A short Alabama Baby love story:  As a romantic footnote to this posting I have to add that my husband, Brian, gave me my first Alabama Baby as a Christmas gift.  I was so utterly captivated by that original doll that he searched for others, which he  presented to me on subsequent Christmases and birthdays, interspersing them with several Martha Chase dolls.  Just another reason why Alabama Babies are dear to my heart 🙂

Antique Doll Furniture · Doll Accessories · Other Types of Doll Making · Shows · Where to Shop

Fabulous Finds

I have been finding the most wonderful things recently on my shopping forays to the flea market and various other locales.  My latest trip on Sunday to the Elephant’s Trunk and the Jenny Lind Doll Club’s  annual Doll Show were no exception.  Since I just returned last week from a whirlwind shopping trip to Bella Vista, Arkansas with 11 other women, you would think I would be all shopped out 🙂  Apparently not so!

Strands of pink colored bone beads will make charming doll size necklaces. I also have them in natural bone and indigo blue.

I was very excited to find strands of bone  beads at the flea market.   They are going to make wonderful Izannah necklaces and are available in more colors than the coral beads I have been using.  The bone beads are also just as historically accurate as the coral.  So now you will have your choice of both types of beads.

Antique white fabric and lace spilling out of a mid-19th century hide covered trunk. The wooden trunk, lined with period newspaper, is just the right size to hold an Izannah Walker doll and her wardrobe.

I’ve been frantically stocking up on all of the appropriate antique fabrics I can find.  It’s going to be a long winter with many fewer shopping opportunities.  I’m trying to make sure that I have enough fabric on hand to dress the dolls I will be making from now through early spring.  The only drawback is that it’s making me feel a bit like a squirrel putting away nuts for winter 🙂

Early 19th century German wooden doll, with intricately carved ball joints and turn of the 20th century indigo clothing. The doll stands next to a 19th century domed wooden trunk in original blue paint and a 19th century turned walnut spool holder /pincushion. Lying at her feet is an antique crochet sample booklet, made of brown polished cotton with pinked edges.

My shopping list, when I headed out to the doll show, consisted of one item – hand knitted doll socks.  Upon arrival at the show I very virtuously purchased numerous pairs of lacy knit stockings (they are the one and only item of apparel that I do not hand make for my reproduction Izannahs).  But then I got a bit sidetracked!  I happened upon a fantastic German wooden doll, dressed in indigo prints.

A closer look at my newly acquired antique wooden doll.

Her clothing is old, though not as old as the doll herself.  I’m estimating that her current ensemble dates to 1890-1910.  Her pantalettes and chemise are probably original to the doll, which was made in the first part of the 19th century.  Soon the wooden doll was carefully wrapped in tissue and residing in my shopping bag.  To make sure that she didn’t feel lonely, I added a pair of tiny bisque pincushion dolls, a 1920’s Japanese bisque doll, a vintage spun cotton ornament, two tiny wooden Noah’s Ark dogs, and a pair of vintage evergreens to keep her company.

These tiny bisque pincushion dolls, clad in pink silk, are barely 2 inches tall.
Another fun flea market purchase is this doll size polychrome folk art cupboard.

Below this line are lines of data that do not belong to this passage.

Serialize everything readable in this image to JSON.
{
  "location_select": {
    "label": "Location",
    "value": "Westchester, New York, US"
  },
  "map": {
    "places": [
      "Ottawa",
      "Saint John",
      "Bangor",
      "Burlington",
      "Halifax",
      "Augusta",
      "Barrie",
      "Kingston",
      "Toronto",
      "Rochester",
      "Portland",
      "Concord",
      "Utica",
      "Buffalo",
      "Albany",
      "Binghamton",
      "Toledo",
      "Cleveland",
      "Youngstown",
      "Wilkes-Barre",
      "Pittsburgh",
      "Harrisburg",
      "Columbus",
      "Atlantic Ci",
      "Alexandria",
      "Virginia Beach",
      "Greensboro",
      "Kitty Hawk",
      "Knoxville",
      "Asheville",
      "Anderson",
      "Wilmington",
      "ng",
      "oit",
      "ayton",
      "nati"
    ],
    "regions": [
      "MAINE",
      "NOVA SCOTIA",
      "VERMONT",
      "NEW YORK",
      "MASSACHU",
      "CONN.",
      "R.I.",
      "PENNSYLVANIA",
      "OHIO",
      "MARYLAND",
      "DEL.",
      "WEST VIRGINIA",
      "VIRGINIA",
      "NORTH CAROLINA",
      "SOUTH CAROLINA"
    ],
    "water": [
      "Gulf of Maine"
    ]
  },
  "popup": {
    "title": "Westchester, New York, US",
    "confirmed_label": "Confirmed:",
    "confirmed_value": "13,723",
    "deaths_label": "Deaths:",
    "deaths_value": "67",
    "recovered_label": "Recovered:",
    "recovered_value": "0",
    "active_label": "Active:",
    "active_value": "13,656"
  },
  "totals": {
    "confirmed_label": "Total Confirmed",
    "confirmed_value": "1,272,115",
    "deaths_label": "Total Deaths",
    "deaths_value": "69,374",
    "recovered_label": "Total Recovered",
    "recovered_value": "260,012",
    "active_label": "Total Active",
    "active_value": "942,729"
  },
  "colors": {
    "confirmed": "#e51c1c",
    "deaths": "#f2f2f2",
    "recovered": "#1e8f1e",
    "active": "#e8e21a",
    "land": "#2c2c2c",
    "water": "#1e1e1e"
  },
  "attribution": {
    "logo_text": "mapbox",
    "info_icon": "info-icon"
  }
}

There is a drawer in the bottom, big enough to hold an entire child size tea set.
The girls were quite pleased when I brought home this Izannah size mid-19th century doll chair, with a rush seat. They were getting tired of having to share one chair 🙂 The chair is sitting on top of a c.1750 Rhode Island blanket chest in original red paint, covered with a late 19th century hooked rug.